**PROBLEM DETAILS**
Copy each line below that has "placeholder".

**DATASET CONTENT**
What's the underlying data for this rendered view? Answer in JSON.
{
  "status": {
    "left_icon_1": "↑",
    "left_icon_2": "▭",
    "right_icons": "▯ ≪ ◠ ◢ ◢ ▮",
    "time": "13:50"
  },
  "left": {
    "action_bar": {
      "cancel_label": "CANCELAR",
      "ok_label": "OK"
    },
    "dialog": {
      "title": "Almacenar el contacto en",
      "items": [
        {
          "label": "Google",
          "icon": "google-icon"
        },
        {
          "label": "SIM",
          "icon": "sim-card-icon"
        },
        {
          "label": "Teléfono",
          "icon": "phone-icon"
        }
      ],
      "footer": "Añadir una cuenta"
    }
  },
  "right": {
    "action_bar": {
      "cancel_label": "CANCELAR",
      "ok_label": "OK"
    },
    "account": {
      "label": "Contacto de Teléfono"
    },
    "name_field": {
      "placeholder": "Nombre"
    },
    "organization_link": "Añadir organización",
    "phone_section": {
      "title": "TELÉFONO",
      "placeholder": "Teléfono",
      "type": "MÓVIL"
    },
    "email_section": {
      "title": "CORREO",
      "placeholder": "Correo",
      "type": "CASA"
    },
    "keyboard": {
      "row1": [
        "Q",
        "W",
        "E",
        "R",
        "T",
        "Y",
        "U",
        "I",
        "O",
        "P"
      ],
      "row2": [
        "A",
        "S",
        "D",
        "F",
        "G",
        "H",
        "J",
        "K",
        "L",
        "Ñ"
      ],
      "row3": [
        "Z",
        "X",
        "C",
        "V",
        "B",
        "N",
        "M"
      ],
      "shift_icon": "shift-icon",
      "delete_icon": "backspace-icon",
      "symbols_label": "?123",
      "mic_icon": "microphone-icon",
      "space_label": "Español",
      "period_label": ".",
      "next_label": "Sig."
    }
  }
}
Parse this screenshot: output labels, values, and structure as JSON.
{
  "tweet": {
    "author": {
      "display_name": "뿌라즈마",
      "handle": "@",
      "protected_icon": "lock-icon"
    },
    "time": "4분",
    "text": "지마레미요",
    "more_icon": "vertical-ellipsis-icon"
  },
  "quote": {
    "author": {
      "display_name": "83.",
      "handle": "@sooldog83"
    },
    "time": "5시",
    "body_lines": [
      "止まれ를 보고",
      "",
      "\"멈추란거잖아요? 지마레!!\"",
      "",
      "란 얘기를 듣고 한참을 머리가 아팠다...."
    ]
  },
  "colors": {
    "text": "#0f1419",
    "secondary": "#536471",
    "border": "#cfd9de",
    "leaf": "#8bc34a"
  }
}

**ANSWER BOX**
      "placeholder": "Nombre"
      "placeholder": "Teléfono",
      "placeholder": "Correo",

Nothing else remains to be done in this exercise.